While Owens is doing his best to play the role of good soldier, the "dissatisfied diva" in him was on display. There were a few instances when he lashed out at teammates and Cowboys personnel or sat on the bench looking frustrated. Somewhere along the line, there's going to be hell to pay, particularly after Owens was shown up so badly by McNabb in a game Owens admitted he had circled on the calendar.
For now, however, Owens did his best to stand behind Bledsoe.
"I think, as an offensive unit, we're letting ourselves down," Owens said when asked about Bledsoe. "I'm just out there doing my job. I'm not trying to point any fingers at anybody. Like I said, we win together, we lose together. I'm not going to sit up here and point a finger so you guys can create a story."
As McNabb and Jeff Garcia will tell most people, having Owens stand behind you is not necessarily the safest thing in the world.
McNabb didn't go there on Sunday. He was obviously happy but remained diplomatic.
"I don't talk about it unless I'm asked," McNabb said when asked about Owens. "I've always said that this is a total team game. It's not T.O. vs. Donovan."

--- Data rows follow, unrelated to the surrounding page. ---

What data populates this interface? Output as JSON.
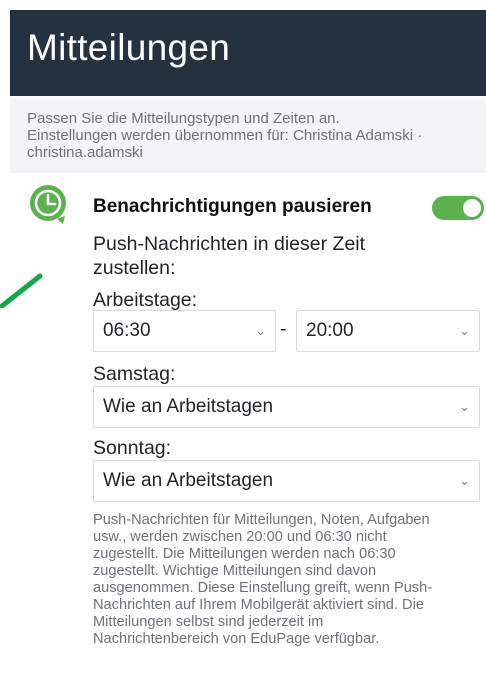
{
  "header": {
    "title": "Mitteilungen"
  },
  "intro": {
    "line1": "Passen Sie die Mitteilungstypen und Zeiten an.",
    "line2": "Einstellungen werden übernommen für: Christina Adamski ·",
    "line3": "christina.adamski"
  },
  "pause": {
    "title": "Benachrichtigungen pausieren",
    "toggle_on": true,
    "push_label_line1": "Push-Nachrichten in dieser Zeit",
    "push_label_line2": "zustellen:"
  },
  "workdays": {
    "label": "Arbeitstage:",
    "from": "06:30",
    "separator": "-",
    "to": "20:00"
  },
  "saturday": {
    "label": "Samstag:",
    "value": "Wie an Arbeitstagen"
  },
  "sunday": {
    "label": "Sonntag:",
    "value": "Wie an Arbeitstagen"
  },
  "footnote": {
    "lines": [
      "Push-Nachrichten für Mitteilungen, Noten, Aufgaben",
      "usw., werden zwischen 20:00 und 06:30 nicht",
      "zugestellt. Die Mitteilungen werden nach 06:30",
      "zugestellt. Wichtige Mitteilungen sind davon",
      "ausgenommen. Diese Einstellung greift, wenn Push-",
      "Nachrichten auf Ihrem Mobilgerät aktiviert sind. Die",
      "Mitteilungen selbst sind jederzeit im",
      "Nachrichtenbereich von EduPage verfügbar."
    ]
  },
  "icons": {
    "pause_icon": "clock-icon",
    "select_chevron": "chevron-down-icon",
    "annotation": "arrow-annotation"
  },
  "colors": {
    "header_bg": "#26313f",
    "accent_green": "#5ab14d",
    "annotation_green": "#11a84a"
  }
}
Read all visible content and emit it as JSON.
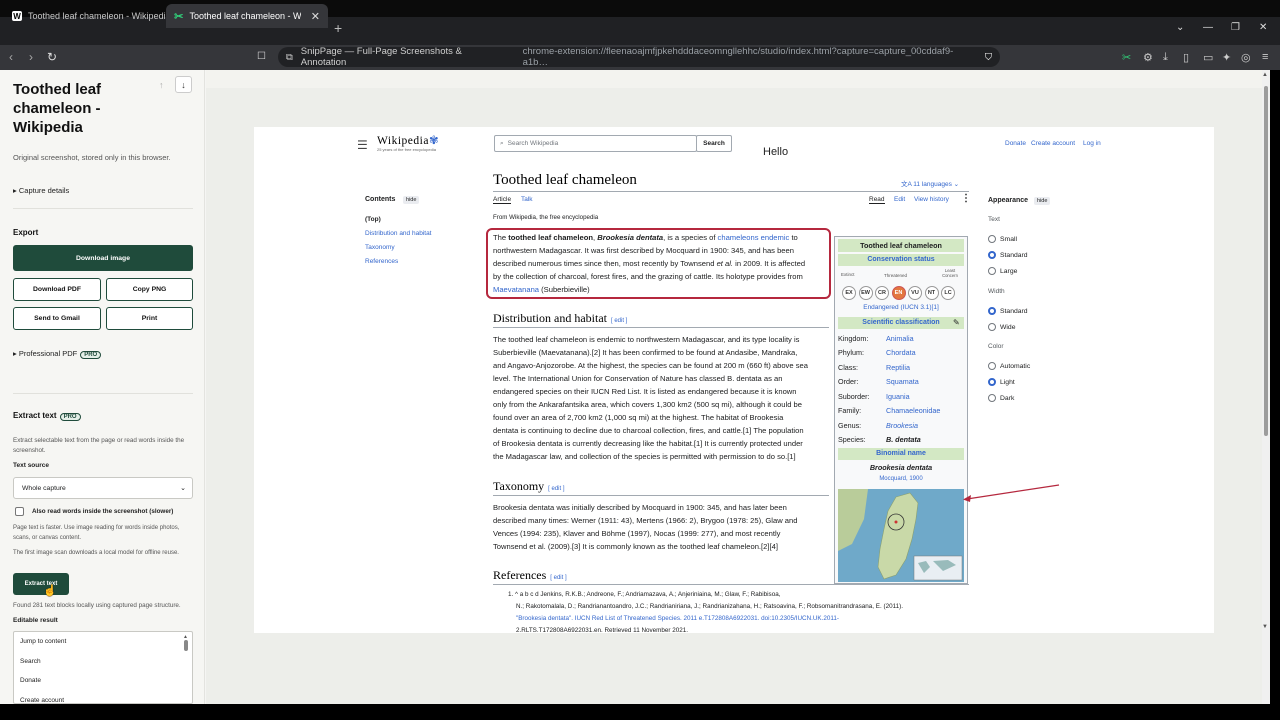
{
  "browser": {
    "tabs": [
      {
        "title": "Toothed leaf chameleon - Wikipedia",
        "favicon": "W"
      },
      {
        "title": "Toothed leaf chameleon - Wikip…",
        "favicon": "✂"
      }
    ],
    "site_name": "SnipPage — Full-Page Screenshots & Annotation",
    "url": "chrome-extension://fleenaoajmfjpkehdddaceomngllehhc/studio/index.html?capture=capture_00cddaf9-a1b…"
  },
  "sidebar": {
    "title": "Toothed leaf chameleon - Wikipedia",
    "subtitle": "Original screenshot, stored only in this browser.",
    "capture_details": "Capture details",
    "export_heading": "Export",
    "download_image": "Download image",
    "download_pdf": "Download PDF",
    "copy_png": "Copy PNG",
    "send_gmail": "Send to Gmail",
    "print": "Print",
    "professional_pdf": "Professional PDF",
    "pro_badge": "PRO",
    "extract_heading": "Extract text",
    "extract_desc": "Extract selectable text from the page or read words inside the screenshot.",
    "text_source_label": "Text source",
    "text_source_value": "Whole capture",
    "also_read_label": "Also read words inside the screenshot (slower)",
    "hint1": "Page text is faster. Use image reading for words inside photos, scans, or canvas content.",
    "hint2": "The first image scan downloads a local model for offline reuse.",
    "extract_button": "Extract text",
    "found_text": "Found 281 text blocks locally using captured page structure.",
    "editable_label": "Editable result",
    "result_items": [
      "Jump to content",
      "Search",
      "Donate",
      "Create account"
    ]
  },
  "wiki": {
    "logo": "Wikipedia",
    "logo_sub": "25 years of the free encyclopedia",
    "search_placeholder": "Search Wikipedia",
    "search_button": "Search",
    "hello": "Hello",
    "donate": "Donate",
    "create_account": "Create account",
    "login": "Log in",
    "title": "Toothed leaf chameleon",
    "languages": "11 languages",
    "tab_article": "Article",
    "tab_talk": "Talk",
    "tab_read": "Read",
    "tab_edit": "Edit",
    "tab_history": "View history",
    "from": "From Wikipedia, the free encyclopedia",
    "toc": {
      "title": "Contents",
      "hide": "hide",
      "items": [
        "(Top)",
        "Distribution and habitat",
        "Taxonomy",
        "References"
      ]
    },
    "intro": {
      "p1": "The ",
      "bold1": "toothed leaf chameleon",
      "p2": ", ",
      "bold2": "Brookesia dentata",
      "p3": ", is a species of ",
      "link1": "chameleons",
      "link2": "endemic",
      "p4": " to",
      "line2": "northwestern Madagascar. It was first described by Mocquard in 1900: 345, and has been",
      "line3a": "described numerous times since then, most recently by Townsend ",
      "line3b": "et al.",
      "line3c": " in 2009. It is affected",
      "line4": "by the collection of charcoal, forest fires, and the grazing of cattle. Its holotype provides from",
      "link3": "Maevatanana",
      "p5": " (Suberbieville)"
    },
    "dist": {
      "heading": "Distribution and habitat",
      "edit": "[ edit ]",
      "lines": [
        "The toothed leaf chameleon is endemic to northwestern Madagascar, and its type locality is",
        "Suberbieville (Maevatanana).[2] It has been confirmed to be found at Andasibe, Mandraka,",
        "and Angavo-Anjozorobe. At the highest, the species can be found at 200 m (660 ft) above sea",
        "level. The International Union for Conservation of Nature has classed B. dentata as an",
        "endangered species on their IUCN Red List. It is listed as endangered because it is known",
        "only from the Ankarafantsika area, which covers 1,300 km2 (500 sq mi), although it could be",
        "found over an area of 2,700 km2 (1,000 sq mi) at the highest. The habitat of Brookesia",
        "dentata is continuing to decline due to charcoal collection, fires, and cattle.[1] The population",
        "of Brookesia dentata is currently decreasing like the habitat.[1] It is currently protected under",
        "the Madagascar law, and collection of the species is permitted with permission to do so.[1]"
      ]
    },
    "tax": {
      "heading": "Taxonomy",
      "edit": "[ edit ]",
      "lines": [
        "Brookesia dentata was initially described by Mocquard in 1900: 345, and has later been",
        "described many times: Werner (1911: 43), Mertens (1966: 2), Brygoo (1978: 25), Glaw and",
        "Vences (1994: 235), Klaver and Böhme (1997), Nocas (1999: 277), and most recently",
        "Townsend et al. (2009).[3] It is commonly known as the toothed leaf chameleon.[2][4]"
      ]
    },
    "refs": {
      "heading": "References",
      "edit": "[ edit ]",
      "line1": "1. ^ a b c d Jenkins, R.K.B.; Andreone, F.; Andriamazava, A.; Anjeriniaina, M.; Glaw, F.; Rabibisoa,",
      "line2": "N.; Rakotomalala, D.; Randrianantoandro, J.C.; Randrianiriana, J.; Randrianizahana, H.; Ratsoavina, F.; Robsomanitrandrasana, E. (2011).",
      "line3": "\"Brookesia dentata\". IUCN Red List of Threatened Species. 2011 e.T172808A6922031. doi:10.2305/IUCN.UK.2011-",
      "line4": "2.RLTS.T172808A6922031.en. Retrieved 11 November 2021."
    },
    "infobox": {
      "title": "Toothed leaf chameleon",
      "cons_heading": "Conservation status",
      "extinct": "Extinct",
      "threatened": "Threatened",
      "least_concern": "Least Concern",
      "statuses": [
        "EX",
        "EW",
        "CR",
        "EN",
        "VU",
        "NT",
        "LC"
      ],
      "status_text": "Endangered (IUCN 3.1)[1]",
      "sci_heading": "Scientific classification",
      "rows": [
        {
          "k": "Kingdom:",
          "v": "Animalia"
        },
        {
          "k": "Phylum:",
          "v": "Chordata"
        },
        {
          "k": "Class:",
          "v": "Reptilia"
        },
        {
          "k": "Order:",
          "v": "Squamata"
        },
        {
          "k": "Suborder:",
          "v": "Iguania"
        },
        {
          "k": "Family:",
          "v": "Chamaeleonidae"
        },
        {
          "k": "Genus:",
          "v": "Brookesia"
        },
        {
          "k": "Species:",
          "v": "B. dentata"
        }
      ],
      "binomial_heading": "Binomial name",
      "binomial": "Brookesia dentata",
      "authority": "Mocquard, 1900"
    },
    "appearance": {
      "title": "Appearance",
      "hide": "hide",
      "text_label": "Text",
      "text_opts": [
        "Small",
        "Standard",
        "Large"
      ],
      "width_label": "Width",
      "width_opts": [
        "Standard",
        "Wide"
      ],
      "color_label": "Color",
      "color_opts": [
        "Automatic",
        "Light",
        "Dark"
      ]
    }
  },
  "colors": {
    "accent": "#1f4b3b",
    "link": "#3366cc",
    "annotation": "#b5283e"
  }
}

McNabb also did his best to look ahead. In fact, he was almost visionary in this game. Midway through the third quarter, the Eagles had a first down at their own 13-yard line. McNabb anticipated the moment beautifully.
In the huddle, McNabb told Baskett to look for a cornerback blitz. If it happened, Baskett should just keep running deep and get past the safety as fast as possible. It happened just that way.
"That man is so smart, he can figure out stuff that NASA scientists can't think about," Baskett said. "It was like he was psychic … it's scaring me just thinking about it."
But McNabb's anticipation was just one aspect of the play. He adroitly stepped up in the pocket away from defensive lineman Greg Ellis. He then stopped on a dime to fire the pass with a defender coming at him from the front. And hit Baskett in stride.
Later, after Dallas had tied the game at 24, McNabb again showed his deft touch on the long ball. The Eagles had a first down at the Dallas 40 with 9:21 remaining in the game. Dallas expected Philadelphia to milk the clock by running.
Philadelphia took advantage of that expectation. McNabb handed off to running back Correll Buckhalter, who then lateraled it back to McNabb. The Dallas safeties bit just enough on the play to allow Brown to get behind the defense.
McNabb lobbed the ball perfectly for Brown, whose touchdown gave the Eagles the lead for good. It also gave McNabb 11 touchdown passes and only one interception through five games. While the 4-1 Eagles do have flaws – their running game is anything but bullish right now – they do have McNabb playing at a stunning level.
"It's like he's hitting three-pointers from halfcourt all game," Baskett said. "He's unreal."